It was after I made it back to the starting point where I think I remembered to breathe and the color started coming back to my knuckles. The course was obviously meant to prove that the Navara can overcome extreme terrain, and while its highly unlikely any Navara owner will have to go through anything like what we went through, the point is that when you need your vehicle to perform through nearly any kind of ground condition, it’s good to know that it can, and it will.
Rediscovering Ilocos Norte
The rest of the trip was a chance to discover (and in some cases rediscover) all the things and places that make Ilocos Norte a truly unique tourism destination: visiting the saltmakers of Pasuquin; sampling the products of the dragon fruit farms of Burgos; admiring the delicate handiwork of the loom weavers of Paoay; and filling up on the empanadas of Batac. Through it all we drove the Navara, which proved more than capable as a vehicle for road trips spontaneous or carefully planned. Some features I personally found useful were Intelligent Forward Collision Warning and Intelligent Emergency Braking (in case you’re going too fast and too near the vehicle in front of you), Lane Departure Warning (for when you start veering off your lane on the road), and the intuitive seven-inch infotainment unit that remembers the point in the song where you stopped and picks up right where you left off when you resume your drive.
St. Augustine Church in Paoay, Ilocos Norte
With several brands introducing all-new versions of their pickups, the pickup wars have become more intense than ever. But Nissan seems to think it has a winner in its hands with the new Navara.
“2021 might be a recovery year,” Najima said. “We are bringing more innovation to the market so that’s why we want to give more customer satisfaction, and in the end, we are retaining those customers in the Nissan network.
“Hopefully as a result of the (Navara launch), we are getting the highest share, but it’s not our primary objective,” he added. “The objective really is customer satisfaction.”
While I may not be a customer in the strictest sense of the word, it’s safe to say that my experiences with the new Navara has left me feeling completely satisfied.
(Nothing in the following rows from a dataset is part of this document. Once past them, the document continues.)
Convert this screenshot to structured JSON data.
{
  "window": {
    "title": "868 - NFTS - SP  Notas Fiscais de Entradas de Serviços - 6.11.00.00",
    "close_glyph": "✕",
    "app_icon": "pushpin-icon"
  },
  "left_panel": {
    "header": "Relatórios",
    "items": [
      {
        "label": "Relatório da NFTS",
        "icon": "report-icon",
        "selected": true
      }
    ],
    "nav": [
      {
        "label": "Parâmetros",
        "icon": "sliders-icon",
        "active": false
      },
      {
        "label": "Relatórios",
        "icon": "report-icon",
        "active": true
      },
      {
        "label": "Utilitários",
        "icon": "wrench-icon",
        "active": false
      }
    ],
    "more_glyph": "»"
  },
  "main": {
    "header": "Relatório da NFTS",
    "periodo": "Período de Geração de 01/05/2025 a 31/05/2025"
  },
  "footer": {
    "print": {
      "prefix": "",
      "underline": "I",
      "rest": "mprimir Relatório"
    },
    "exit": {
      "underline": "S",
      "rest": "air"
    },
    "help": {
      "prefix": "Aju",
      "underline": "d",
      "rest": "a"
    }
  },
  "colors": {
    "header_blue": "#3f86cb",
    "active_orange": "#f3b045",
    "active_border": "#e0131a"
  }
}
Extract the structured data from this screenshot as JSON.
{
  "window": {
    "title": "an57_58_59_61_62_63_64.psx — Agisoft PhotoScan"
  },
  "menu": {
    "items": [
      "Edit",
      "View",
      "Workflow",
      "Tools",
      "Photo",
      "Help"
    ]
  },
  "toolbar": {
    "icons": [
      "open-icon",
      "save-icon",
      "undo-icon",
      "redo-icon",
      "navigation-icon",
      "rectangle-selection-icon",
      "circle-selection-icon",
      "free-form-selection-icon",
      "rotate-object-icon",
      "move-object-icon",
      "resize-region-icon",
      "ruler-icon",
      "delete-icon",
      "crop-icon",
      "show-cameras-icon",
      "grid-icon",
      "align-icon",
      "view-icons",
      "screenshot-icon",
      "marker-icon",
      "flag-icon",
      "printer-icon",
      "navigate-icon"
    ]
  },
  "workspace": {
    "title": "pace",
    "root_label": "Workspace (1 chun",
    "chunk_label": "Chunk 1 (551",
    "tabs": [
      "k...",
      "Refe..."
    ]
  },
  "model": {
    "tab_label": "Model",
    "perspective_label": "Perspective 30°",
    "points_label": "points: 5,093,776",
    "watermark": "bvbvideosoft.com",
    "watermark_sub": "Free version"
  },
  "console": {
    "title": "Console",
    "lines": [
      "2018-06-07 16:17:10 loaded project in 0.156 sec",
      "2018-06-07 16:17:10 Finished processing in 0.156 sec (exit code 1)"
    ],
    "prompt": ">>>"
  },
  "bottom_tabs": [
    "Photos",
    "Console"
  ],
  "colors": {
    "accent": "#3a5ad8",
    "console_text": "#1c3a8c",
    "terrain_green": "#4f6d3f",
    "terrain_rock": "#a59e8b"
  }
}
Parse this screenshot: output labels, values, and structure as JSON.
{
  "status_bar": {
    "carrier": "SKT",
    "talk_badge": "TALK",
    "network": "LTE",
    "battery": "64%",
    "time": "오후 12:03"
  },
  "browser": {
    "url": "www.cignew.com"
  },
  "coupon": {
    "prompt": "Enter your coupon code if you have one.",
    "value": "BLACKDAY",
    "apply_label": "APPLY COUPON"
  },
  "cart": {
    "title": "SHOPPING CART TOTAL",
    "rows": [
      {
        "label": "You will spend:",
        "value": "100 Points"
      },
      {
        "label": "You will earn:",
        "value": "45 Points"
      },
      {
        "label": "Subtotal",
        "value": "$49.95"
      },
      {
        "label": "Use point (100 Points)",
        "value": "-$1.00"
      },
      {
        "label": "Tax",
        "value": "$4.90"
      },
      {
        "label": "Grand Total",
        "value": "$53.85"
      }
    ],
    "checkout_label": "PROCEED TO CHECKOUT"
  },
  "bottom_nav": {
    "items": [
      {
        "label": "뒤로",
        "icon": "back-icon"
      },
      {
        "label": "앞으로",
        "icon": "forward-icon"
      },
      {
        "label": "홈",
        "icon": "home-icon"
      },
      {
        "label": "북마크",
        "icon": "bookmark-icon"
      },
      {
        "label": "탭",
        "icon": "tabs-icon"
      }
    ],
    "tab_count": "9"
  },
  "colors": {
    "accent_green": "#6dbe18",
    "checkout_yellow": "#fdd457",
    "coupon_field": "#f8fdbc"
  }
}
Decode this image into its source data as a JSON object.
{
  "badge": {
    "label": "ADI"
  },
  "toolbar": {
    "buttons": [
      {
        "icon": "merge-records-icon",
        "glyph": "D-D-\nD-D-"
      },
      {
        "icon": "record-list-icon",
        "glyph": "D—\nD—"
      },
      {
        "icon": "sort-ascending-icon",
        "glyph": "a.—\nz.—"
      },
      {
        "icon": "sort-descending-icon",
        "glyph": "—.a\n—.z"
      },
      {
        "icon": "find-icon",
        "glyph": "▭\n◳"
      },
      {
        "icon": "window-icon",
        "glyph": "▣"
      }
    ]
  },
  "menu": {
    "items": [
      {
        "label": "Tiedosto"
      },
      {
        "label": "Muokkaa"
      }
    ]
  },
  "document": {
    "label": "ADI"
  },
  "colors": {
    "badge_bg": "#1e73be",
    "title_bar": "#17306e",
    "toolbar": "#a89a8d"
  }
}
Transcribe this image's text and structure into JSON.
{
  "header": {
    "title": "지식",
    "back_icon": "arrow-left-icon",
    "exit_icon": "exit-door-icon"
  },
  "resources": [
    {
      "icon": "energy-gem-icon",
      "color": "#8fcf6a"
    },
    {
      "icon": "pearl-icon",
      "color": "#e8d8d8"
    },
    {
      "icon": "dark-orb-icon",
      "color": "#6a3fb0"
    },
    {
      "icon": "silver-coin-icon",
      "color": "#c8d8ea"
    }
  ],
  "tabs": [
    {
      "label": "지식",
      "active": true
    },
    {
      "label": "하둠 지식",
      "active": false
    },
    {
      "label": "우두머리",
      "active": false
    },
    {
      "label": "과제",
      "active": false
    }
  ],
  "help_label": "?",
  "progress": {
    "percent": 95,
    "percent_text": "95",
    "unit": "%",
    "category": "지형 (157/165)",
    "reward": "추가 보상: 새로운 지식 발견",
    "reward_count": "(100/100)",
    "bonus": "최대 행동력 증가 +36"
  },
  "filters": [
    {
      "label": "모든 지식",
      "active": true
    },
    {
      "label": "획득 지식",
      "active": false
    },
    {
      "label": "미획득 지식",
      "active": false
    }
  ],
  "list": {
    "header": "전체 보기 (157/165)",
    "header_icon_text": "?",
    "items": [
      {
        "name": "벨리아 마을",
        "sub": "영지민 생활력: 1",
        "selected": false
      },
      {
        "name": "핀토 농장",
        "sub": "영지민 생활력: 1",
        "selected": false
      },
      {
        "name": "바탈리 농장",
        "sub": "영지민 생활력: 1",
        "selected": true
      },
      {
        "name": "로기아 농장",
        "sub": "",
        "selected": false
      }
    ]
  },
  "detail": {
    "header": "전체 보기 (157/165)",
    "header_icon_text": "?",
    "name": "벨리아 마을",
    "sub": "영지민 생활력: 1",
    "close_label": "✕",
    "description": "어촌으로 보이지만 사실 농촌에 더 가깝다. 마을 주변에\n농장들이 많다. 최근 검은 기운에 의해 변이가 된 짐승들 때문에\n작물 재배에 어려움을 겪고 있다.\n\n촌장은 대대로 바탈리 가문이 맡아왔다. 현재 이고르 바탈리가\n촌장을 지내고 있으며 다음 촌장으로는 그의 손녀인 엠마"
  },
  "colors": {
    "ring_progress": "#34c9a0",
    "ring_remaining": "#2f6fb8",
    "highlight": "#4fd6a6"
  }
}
The 2021 Nissan Navara comes in eight variants: Nissan Navara EL 4x2 MT, Nissan Navara VE 4x2 MT, Nissan Navara VE 4x2 AT, Nissan Navara VE 4x4 MT, Nissan Navara VL 4x2 AT, Nissan Navara VL 4x4 MT, Nissan Navara VL 4x4 AT, Nissan Navara Pro-4X 4x4 AT. Prices will be revealed at the official launch on March 21.